I have added some more names to my previous collaborators post but I wanted to highlight and promote a couple of people in this particular post.  I will find the time to cover more people in future posts but here is the first list and links to their respective inter-webs.


Zack Cain –

Zack is a long-term friend of mine and has been kind enough to lend his acting chops to the film and put up with an endless amount of trawling around London, Budapest and elsewhere to help me get the shots I need.  And..handsome as hell – ladies.



Jo Price –

I auditioned a lot of actors for the role of Valentine, as soon as I auditioned Jo I immediately – and probably quite unprofessionally told her on the spot she had ‘nailed it’.

Jo is an excellent actress, model, yoga teacher  and gave me a perfect ‘Valentine’.  She can be found here:  and at her spotlight profile [here]



Natalia Ryumina –

Natalia is another great actor in the role of ‘Samantha’ – Valentines faithful assistant.  She can be found here:



Sonu Louis –

Sonu brought the perfect amount of bad-assery to the role of ‘Valentines Bodyguard’

He can be found here:



All of the above were ‘made up’ on our shooting days by the very talented make-up artist  Elaine Pearcy.  A link to her personal site is here:

Thanks to you all.  More posts, updates and thankyou’s to follow in the near future.

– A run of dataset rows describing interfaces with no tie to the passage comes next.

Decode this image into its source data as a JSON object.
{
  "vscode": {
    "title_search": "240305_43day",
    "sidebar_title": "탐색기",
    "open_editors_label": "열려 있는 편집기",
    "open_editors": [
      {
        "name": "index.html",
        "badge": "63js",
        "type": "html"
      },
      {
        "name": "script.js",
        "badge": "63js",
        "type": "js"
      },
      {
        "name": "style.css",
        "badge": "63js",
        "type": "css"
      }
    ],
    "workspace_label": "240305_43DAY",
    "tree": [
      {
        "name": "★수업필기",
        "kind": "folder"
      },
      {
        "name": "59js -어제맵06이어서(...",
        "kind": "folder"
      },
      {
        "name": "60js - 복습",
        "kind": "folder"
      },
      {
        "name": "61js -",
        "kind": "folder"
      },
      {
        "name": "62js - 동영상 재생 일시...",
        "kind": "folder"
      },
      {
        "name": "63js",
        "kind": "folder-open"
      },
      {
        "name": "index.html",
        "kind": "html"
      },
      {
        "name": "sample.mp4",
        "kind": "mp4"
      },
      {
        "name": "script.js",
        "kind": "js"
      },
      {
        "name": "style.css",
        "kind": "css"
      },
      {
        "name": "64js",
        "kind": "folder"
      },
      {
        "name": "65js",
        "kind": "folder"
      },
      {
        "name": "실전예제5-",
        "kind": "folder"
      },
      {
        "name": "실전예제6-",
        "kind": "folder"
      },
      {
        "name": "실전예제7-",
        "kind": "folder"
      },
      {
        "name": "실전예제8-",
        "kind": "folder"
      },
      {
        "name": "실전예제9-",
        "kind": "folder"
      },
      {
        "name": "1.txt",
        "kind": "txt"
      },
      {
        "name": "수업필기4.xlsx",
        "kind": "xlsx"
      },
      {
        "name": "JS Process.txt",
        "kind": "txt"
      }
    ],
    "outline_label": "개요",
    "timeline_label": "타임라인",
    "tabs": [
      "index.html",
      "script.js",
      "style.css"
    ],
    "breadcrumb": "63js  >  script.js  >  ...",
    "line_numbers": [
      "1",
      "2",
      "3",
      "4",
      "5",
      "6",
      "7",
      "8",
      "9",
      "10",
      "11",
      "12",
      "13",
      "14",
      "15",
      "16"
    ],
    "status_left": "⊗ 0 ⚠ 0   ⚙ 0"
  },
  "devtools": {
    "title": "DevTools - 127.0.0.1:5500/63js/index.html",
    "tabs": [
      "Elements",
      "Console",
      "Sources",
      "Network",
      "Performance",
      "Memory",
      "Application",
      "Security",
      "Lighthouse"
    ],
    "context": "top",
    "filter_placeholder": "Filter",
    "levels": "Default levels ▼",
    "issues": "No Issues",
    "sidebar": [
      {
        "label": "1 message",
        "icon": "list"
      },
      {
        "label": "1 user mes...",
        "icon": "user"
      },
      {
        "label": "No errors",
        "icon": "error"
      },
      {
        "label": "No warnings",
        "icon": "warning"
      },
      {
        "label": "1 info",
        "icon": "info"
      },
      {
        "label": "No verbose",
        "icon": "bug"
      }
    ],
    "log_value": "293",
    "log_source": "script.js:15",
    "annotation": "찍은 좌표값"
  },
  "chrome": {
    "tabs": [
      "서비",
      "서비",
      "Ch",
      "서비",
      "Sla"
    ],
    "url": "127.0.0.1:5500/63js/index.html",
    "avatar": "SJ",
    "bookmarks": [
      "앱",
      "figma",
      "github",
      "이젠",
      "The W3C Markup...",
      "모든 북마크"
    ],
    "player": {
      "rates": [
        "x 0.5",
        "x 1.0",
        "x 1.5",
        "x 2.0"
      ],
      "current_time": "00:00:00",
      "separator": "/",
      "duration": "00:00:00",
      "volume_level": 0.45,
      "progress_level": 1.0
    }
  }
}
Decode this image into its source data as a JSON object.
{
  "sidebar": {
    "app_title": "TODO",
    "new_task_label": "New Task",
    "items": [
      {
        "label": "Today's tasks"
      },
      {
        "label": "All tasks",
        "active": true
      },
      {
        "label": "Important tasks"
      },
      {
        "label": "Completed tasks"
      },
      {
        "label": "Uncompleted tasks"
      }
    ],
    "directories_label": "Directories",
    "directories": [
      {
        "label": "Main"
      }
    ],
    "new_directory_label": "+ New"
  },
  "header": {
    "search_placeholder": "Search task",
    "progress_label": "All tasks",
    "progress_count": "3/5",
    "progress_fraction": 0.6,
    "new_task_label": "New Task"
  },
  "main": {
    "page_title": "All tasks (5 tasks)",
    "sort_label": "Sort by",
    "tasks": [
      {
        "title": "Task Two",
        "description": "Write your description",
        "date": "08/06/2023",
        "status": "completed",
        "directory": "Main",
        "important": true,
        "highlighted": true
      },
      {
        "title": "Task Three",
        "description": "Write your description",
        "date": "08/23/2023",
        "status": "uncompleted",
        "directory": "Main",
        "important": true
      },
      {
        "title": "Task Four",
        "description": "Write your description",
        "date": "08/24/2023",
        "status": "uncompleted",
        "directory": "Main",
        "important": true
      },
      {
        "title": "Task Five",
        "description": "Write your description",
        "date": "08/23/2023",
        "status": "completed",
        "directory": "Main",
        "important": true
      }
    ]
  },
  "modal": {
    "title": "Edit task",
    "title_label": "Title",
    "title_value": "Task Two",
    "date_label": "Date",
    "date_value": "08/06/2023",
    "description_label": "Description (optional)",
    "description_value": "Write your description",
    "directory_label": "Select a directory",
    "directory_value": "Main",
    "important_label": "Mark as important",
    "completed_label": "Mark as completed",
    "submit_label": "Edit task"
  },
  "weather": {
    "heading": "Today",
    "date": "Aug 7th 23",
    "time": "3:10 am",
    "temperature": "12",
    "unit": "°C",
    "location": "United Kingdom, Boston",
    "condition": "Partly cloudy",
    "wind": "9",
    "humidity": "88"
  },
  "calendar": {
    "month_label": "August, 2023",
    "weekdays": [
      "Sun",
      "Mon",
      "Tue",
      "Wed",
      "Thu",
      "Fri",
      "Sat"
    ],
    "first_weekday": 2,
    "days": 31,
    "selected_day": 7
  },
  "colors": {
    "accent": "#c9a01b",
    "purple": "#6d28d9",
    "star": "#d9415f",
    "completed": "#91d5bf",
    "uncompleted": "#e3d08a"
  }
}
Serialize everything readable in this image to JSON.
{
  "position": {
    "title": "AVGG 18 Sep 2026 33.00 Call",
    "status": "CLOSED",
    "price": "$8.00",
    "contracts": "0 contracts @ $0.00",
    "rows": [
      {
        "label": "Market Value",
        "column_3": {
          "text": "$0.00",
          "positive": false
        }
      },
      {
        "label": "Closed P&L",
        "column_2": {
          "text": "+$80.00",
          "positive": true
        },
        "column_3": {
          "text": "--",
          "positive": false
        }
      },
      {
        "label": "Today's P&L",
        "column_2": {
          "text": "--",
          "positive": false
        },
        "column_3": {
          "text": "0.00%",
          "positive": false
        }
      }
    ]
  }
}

Rotoscoping – My Hell

February 19th, 2014

The film industry is full of glamour. It is also full of shit.  I have worked in many roles in the film industry over my fifteen or so years and have done my fair share of painful, laborious jobs.

As I have found when making a short film with zero budget, you have to take on as many roles as you can. So far on this particular project I have assumed the roles of writer, director, producer, cameraman, VFX artist and compositor and probably some other roles I am not aware of yet.  My current job of the week is – rotoscoping.

For anyone unaware of this frequently thankless task in the world of VFX – this involves going through the footage, frame by frame and cutting out digitally – any unwanted areas film that you want to fill in the future with  CG/VFX shots or compositions.

Usually this is quite successfully achieved to some level of automation with a greenscreen but in most cases there is a certain amount of fine tuning involved in this wonderful task.  At 24fps and a meager ten minutes of footage  this equates to approximately 14,400 frames of footage to hand draw a matte over (see before and after below).

I am not complaining. I knew when I decided to have an epic backdrop to the main scene in my film that it would involve a lot of work, I am merely drawing attention to one of the commonly overlooked jobs in the film industry used on any movie involving VFX of any kind.

Just so you know, if anyone ever tells you they rotoscope on movies for a living – give them a big hug…

Roto BeforeandAfter